### Your objective
Please write out each entry below exactly as it appears.

Entries from a dataset of interfaces:
□ □ □ □ □

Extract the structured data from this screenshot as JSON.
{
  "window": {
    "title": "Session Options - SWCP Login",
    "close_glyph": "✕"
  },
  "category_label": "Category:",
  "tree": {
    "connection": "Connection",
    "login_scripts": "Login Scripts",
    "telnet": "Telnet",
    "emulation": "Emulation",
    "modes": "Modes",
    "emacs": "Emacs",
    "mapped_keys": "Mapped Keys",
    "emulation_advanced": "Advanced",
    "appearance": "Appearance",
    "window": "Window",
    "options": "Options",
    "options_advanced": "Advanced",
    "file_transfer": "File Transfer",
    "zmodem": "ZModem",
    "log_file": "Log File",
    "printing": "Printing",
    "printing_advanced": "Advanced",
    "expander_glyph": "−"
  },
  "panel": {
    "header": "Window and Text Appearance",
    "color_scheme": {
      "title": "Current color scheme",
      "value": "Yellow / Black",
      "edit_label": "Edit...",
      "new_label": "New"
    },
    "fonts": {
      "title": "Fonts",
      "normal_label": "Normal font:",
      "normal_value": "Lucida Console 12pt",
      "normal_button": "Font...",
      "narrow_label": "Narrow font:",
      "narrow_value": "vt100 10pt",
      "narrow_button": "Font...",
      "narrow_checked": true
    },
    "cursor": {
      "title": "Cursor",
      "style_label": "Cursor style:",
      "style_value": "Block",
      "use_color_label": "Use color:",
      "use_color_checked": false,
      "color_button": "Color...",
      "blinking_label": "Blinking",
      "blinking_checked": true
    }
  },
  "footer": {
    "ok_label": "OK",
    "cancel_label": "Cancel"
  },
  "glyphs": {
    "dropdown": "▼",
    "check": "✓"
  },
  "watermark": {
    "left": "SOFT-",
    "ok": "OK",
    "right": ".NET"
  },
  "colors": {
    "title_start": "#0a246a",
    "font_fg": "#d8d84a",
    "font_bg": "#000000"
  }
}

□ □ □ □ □

### Task result
Extract the structured data from this screenshot as JSON.
{
  "window": {
    "title": "Session Options - SWCP Login",
    "close_glyph": "✕"
  },
  "category_label": "Category:",
  "tree": {
    "connection": "Connection",
    "login_scripts": "Login Scripts",
    "telnet": "Telnet",
    "emulation": "Emulation",
    "modes": "Modes",
    "emacs": "Emacs",
    "mapped_keys": "Mapped Keys",
    "emulation_advanced": "Advanced",
    "appearance": "Appearance",
    "window": "Window",
    "options": "Options",
    "options_advanced": "Advanced",
    "file_transfer": "File Transfer",
    "zmodem": "ZModem",
    "log_file": "Log File",
    "printing": "Printing",
    "printing_advanced": "Advanced",
    "expander_glyph": "−"
  },
  "panel": {
    "header": "Window and Text Appearance",
    "color_scheme": {
      "title": "Current color scheme",
      "value": "Yellow / Black",
      "edit_label": "Edit...",
      "new_label": "New"
    },
    "fonts": {
      "title": "Fonts",
      "normal_label": "Normal font:",
      "normal_value": "Lucida Console 12pt",
      "normal_button": "Font...",
      "narrow_label": "Narrow font:",
      "narrow_value": "vt100 10pt",
      "narrow_button": "Font...",
      "narrow_checked": true
    },
    "cursor": {
      "title": "Cursor",
      "style_label": "Cursor style:",
      "style_value": "Block",
      "use_color_label": "Use color:",
      "use_color_checked": false,
      "color_button": "Color...",
      "blinking_label": "Blinking",
      "blinking_checked": true
    }
  },
  "footer": {
    "ok_label": "OK",
    "cancel_label": "Cancel"
  },
  "glyphs": {
    "dropdown": "▼",
    "check": "✓"
  },
  "watermark": {
    "left": "SOFT-",
    "ok": "OK",
    "right": ".NET"
  },
  "colors": {
    "title_start": "#0a246a",
    "font_fg": "#d8d84a",
    "font_bg": "#000000"
  }
}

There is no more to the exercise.